Data listing START

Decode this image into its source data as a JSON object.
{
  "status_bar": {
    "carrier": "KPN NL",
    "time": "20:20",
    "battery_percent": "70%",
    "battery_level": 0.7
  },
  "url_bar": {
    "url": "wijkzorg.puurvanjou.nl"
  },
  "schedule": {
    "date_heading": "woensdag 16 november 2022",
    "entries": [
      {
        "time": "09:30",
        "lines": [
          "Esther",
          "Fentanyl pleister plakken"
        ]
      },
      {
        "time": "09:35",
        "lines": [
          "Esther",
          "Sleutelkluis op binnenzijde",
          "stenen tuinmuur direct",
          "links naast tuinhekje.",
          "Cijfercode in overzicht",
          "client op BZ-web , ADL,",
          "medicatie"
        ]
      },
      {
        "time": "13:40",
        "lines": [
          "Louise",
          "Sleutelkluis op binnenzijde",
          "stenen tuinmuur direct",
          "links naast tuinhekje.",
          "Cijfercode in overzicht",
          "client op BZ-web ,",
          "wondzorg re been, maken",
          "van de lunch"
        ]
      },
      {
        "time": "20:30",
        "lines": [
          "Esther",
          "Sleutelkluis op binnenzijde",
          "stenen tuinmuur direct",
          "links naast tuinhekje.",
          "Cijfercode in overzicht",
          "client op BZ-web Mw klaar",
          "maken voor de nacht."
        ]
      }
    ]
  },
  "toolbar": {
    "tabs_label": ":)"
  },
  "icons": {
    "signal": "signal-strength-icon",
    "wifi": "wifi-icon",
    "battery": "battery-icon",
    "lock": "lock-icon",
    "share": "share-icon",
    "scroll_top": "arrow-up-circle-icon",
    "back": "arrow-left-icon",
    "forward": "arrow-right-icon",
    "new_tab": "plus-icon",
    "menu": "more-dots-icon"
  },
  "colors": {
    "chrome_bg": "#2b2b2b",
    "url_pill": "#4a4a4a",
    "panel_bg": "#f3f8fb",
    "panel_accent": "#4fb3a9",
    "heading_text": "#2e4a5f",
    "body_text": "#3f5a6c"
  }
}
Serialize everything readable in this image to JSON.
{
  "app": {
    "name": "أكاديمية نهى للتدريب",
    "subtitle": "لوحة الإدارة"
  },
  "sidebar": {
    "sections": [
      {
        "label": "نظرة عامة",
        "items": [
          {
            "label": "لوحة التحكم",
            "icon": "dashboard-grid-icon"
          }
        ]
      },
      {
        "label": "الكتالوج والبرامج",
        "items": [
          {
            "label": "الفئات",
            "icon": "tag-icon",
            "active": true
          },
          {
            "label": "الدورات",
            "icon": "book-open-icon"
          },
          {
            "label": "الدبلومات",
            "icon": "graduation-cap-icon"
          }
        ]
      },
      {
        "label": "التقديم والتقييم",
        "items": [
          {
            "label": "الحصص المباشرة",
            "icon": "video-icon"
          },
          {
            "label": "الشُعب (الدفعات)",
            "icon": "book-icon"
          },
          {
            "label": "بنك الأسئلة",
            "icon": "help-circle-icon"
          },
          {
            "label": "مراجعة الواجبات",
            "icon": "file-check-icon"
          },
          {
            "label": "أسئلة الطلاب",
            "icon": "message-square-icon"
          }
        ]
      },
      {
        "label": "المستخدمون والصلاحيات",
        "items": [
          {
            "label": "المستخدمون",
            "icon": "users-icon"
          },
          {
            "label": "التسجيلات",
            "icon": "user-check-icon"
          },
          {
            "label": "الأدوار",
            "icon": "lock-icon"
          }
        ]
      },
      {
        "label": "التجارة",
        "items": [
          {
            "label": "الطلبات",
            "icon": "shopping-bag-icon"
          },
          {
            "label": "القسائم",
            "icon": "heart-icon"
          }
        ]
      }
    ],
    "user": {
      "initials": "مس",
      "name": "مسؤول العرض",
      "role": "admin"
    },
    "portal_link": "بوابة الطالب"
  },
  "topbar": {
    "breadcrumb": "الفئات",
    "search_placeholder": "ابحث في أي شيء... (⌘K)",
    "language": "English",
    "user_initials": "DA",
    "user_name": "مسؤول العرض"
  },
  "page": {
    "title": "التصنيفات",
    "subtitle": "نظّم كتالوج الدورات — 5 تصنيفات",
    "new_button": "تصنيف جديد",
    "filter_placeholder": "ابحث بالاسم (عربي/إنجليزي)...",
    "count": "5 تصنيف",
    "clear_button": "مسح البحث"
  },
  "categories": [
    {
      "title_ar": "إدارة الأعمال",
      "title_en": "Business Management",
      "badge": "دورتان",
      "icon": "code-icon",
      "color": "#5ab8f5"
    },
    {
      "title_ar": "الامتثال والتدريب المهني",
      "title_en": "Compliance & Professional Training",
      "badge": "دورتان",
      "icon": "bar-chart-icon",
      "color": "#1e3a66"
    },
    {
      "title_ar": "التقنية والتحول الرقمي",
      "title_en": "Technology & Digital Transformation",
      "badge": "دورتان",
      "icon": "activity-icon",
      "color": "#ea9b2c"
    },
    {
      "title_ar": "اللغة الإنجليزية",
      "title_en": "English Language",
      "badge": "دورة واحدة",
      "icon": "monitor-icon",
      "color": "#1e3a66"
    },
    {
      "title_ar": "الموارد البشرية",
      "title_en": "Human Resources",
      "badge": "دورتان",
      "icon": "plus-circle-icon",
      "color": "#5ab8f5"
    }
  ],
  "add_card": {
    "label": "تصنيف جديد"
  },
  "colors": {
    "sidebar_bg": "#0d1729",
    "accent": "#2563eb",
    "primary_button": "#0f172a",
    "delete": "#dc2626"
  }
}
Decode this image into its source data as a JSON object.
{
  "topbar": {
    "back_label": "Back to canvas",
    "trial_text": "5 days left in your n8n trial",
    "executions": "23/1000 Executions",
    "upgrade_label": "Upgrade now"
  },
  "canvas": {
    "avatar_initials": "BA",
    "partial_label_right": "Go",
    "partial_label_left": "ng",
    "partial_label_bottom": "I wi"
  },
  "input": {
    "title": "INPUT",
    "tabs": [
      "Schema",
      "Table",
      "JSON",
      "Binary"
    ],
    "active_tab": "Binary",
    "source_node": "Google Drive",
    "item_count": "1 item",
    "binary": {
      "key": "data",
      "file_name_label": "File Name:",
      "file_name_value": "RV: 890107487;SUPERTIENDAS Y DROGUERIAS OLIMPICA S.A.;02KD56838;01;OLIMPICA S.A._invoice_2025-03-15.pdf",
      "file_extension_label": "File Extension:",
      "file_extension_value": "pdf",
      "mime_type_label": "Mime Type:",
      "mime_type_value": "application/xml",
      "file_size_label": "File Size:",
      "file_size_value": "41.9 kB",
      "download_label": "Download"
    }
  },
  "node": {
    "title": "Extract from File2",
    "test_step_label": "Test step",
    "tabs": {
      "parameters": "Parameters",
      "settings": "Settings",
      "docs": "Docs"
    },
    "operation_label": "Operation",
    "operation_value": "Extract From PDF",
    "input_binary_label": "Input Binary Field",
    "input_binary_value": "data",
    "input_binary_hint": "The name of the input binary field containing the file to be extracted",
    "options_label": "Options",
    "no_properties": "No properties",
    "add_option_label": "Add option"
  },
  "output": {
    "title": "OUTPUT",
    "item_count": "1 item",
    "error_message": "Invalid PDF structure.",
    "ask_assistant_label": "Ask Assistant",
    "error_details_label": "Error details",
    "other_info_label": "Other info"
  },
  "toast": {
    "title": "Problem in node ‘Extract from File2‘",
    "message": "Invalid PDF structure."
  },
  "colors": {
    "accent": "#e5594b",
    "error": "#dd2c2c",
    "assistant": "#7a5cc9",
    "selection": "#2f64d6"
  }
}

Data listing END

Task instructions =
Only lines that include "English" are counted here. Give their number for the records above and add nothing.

Solved exercise =
2